However, the law as it has emerged from judicial decisions does not allow even truth to be a valid defense against charge of contempt of court. Also, the courts have sought to make a distinction between criticism made by a former judge and law minister which may be permissible and criticism by other citizens which must be "checked". This is anti-democratic and violative of the freedom of expression, right to equality and non-discrimination clauses. It is necessary that the contempt law and more particularly the exercise of powers under it are reviewed objectively and in an ordinary citizen-friendly perspective.
The Constitution Commission (NCRWC) suggested that it may be laid down by constitutional amendment that "it shall open to the court on satisfaction of the bona fides of the plea and of the requirements of public interest to permit a defence of justification by truth." The Commission had also suggested that no court other than the Supreme Court and the High Courts should be allowed to exercise any power to punish for contempt of itself.

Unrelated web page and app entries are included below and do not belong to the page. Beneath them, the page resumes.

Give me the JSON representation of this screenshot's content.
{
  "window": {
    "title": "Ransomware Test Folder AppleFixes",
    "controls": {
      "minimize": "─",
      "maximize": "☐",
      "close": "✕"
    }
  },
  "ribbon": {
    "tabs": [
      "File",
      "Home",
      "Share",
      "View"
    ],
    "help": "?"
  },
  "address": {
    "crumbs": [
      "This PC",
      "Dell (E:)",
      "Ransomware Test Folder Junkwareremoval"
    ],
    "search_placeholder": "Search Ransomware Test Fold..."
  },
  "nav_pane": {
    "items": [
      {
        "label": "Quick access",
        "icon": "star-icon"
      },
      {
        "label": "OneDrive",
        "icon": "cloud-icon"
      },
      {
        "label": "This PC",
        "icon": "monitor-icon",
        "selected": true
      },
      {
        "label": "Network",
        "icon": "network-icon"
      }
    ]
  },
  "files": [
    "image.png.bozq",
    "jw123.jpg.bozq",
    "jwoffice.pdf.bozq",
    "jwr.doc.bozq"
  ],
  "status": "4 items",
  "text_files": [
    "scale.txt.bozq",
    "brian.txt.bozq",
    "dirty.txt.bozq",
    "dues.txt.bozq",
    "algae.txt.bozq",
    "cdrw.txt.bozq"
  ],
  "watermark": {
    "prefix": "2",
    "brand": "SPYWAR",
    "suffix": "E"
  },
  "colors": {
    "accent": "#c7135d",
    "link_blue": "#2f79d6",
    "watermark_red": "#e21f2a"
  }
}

The Contempt of Courts (Amendment) Bill 2004 passed by Lok Sabha on 22 February 2006 seeks to amend the original 1971 Act to provide that the court may permit, in any proceeding for contempt of court, justification by truth as a valid defense if it is satisfied that it is in public interest and the request for invoking it is bona fide. This is in acceptance of the NCRWC recommendation.